Lee, the first Black person to head up the jury at the Cannes Film Festival, said little had progressed since 'Do The Right Thing' premiered on the French Riviera in 1989
Director Spike Lee on Tuesday denounced the state of race relations in the United States three decades after he first shook audiences in Cannes with films on bigotry and violence, drawing parallels with the 2020 killing of George Floyd.
Lee, the first Black person to head up the jury at the Cannes Film Festival, said little had progressed since 'Do The Right Thing' premiered on the French Riviera in 1989 - a Brooklyn-based tale of spiralling racial tensions and police brutality with a startling resonance now.

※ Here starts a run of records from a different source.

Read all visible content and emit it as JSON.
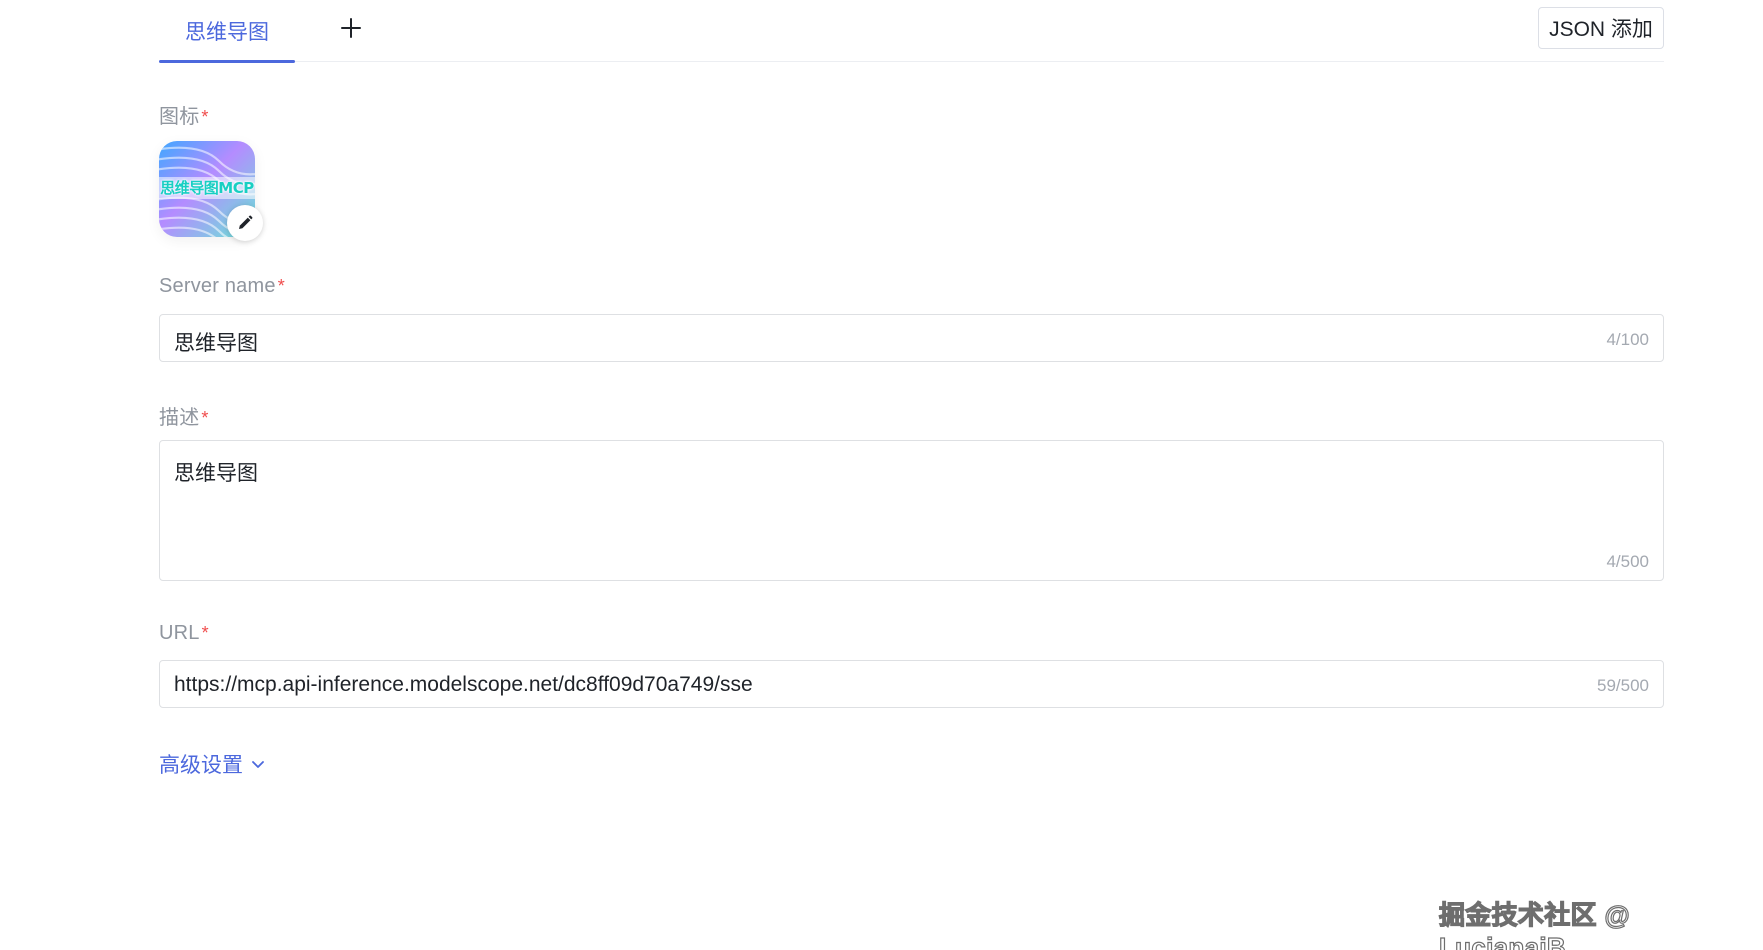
{
  "tabs": [
    {
      "label": "思维导图",
      "active": true
    }
  ],
  "toolbar": {
    "json_add_label": "JSON 添加"
  },
  "form": {
    "icon": {
      "label": "图标",
      "required_mark": "*",
      "image_text": "思维导图MCP",
      "edit_icon": "pencil-icon"
    },
    "server_name": {
      "label": "Server name",
      "required_mark": "*",
      "value": "思维导图",
      "counter": "4/100"
    },
    "description": {
      "label": "描述",
      "required_mark": "*",
      "value": "思维导图",
      "counter": "4/500"
    },
    "url": {
      "label": "URL",
      "required_mark": "*",
      "value": "https://mcp.api-inference.modelscope.net/dc8ff09d70a749/sse",
      "counter": "59/500"
    },
    "advanced": {
      "label": "高级设置",
      "icon": "chevron-down-icon"
    }
  },
  "watermark": "掘金技术社区 @ LucianaiB",
  "colors": {
    "accent": "#4c68dd",
    "required": "#f04c4c",
    "label": "#8f959e",
    "border": "#dee0e3"
  }
}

"When you see brother Eric Garner, when you see king George Floyd, murdered, lynched... you would think, you would hope that thirty-some years later Black people would stop being hunted down like animals," Lee told a news conference in Cannes, where the world's biggest cinema showcase is due to kick off.
A judge sentenced former Minneapolis police officer Derek Chauvin to 22-1/2 years in prison in June for Floyd's murder during an arrest in May 2020.

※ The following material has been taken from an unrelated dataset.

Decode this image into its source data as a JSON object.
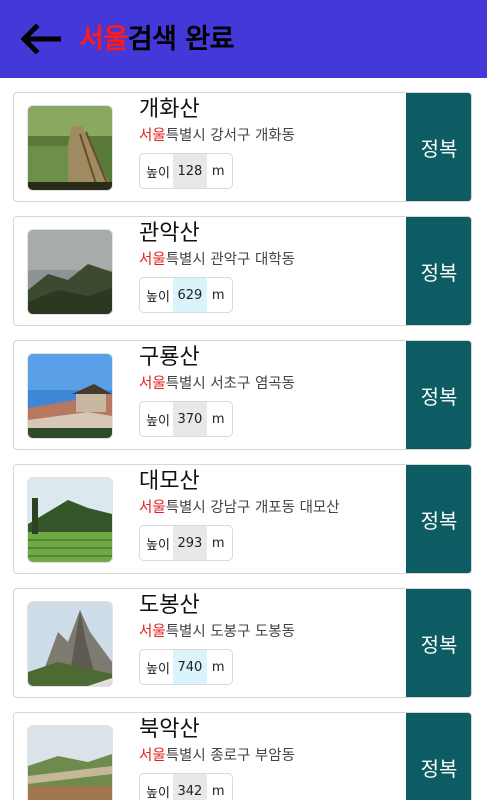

Video of Chauvin kneeling on the neck of the handcuffed Floyd for more than nine minutes caused outrage around the world, and the verdict was widely seen as a landmark rebuke of the disproportionate use of police force against Black Americans.
Eric Garner was killed in a deadly chokehold by a white police officer during a 2014 arrest. His dying words, "I can't breathe" became a rallying cry for the Black Lives Matter movement.
Lee's darkly funny 'Do The Right Thing' - in which tempers fray and led to a deadly outcome over the course of boiling hot day in Brooklyn - outraged some critics when it was first released, with some claiming it would encourage riots.